● **Task statement**
Wherever "time" turns up in a line of the entries below, that line counts. Say how many such lines there are, with no other words.

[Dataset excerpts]
========

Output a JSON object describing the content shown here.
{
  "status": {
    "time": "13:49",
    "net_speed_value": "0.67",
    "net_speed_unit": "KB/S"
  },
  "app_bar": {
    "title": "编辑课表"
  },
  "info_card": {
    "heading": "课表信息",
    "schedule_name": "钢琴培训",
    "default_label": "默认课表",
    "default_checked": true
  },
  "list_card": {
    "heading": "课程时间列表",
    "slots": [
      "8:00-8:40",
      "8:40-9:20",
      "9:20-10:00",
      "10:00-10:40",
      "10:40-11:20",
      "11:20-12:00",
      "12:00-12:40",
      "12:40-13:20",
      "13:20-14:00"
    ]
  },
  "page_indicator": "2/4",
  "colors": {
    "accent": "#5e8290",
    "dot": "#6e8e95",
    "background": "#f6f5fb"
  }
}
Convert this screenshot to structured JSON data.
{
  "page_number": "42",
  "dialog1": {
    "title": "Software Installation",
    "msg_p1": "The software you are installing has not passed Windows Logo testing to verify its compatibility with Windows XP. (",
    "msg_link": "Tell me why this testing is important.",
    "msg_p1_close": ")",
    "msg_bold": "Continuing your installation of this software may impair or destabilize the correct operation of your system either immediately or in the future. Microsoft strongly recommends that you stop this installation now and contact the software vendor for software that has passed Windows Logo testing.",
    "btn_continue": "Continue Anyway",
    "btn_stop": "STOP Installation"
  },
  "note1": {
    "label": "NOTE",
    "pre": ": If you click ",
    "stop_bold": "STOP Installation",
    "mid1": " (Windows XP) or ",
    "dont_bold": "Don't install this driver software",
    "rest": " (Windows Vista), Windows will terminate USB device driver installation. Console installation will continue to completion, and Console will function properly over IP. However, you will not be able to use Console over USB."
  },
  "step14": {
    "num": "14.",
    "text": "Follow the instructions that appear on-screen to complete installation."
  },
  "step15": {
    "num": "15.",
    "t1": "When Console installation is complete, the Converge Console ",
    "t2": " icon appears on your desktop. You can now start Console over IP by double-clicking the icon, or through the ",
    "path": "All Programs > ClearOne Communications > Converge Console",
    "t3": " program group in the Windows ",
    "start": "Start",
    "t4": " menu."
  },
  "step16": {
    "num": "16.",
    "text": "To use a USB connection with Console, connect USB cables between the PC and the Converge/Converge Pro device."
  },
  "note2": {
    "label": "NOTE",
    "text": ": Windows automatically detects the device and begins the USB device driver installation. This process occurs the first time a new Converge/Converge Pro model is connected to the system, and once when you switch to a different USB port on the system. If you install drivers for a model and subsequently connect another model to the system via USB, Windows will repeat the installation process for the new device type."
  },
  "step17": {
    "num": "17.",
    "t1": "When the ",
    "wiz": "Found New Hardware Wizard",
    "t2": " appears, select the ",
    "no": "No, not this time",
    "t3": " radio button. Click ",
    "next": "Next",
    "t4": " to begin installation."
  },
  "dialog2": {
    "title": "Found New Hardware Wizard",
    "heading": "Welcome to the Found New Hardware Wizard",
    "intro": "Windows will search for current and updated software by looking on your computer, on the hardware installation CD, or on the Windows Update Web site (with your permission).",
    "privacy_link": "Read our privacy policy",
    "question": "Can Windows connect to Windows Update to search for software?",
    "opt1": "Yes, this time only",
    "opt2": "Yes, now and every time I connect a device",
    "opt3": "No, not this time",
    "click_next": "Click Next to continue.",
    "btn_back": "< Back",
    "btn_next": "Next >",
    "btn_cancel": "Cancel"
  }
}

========

● **Result for this task**
6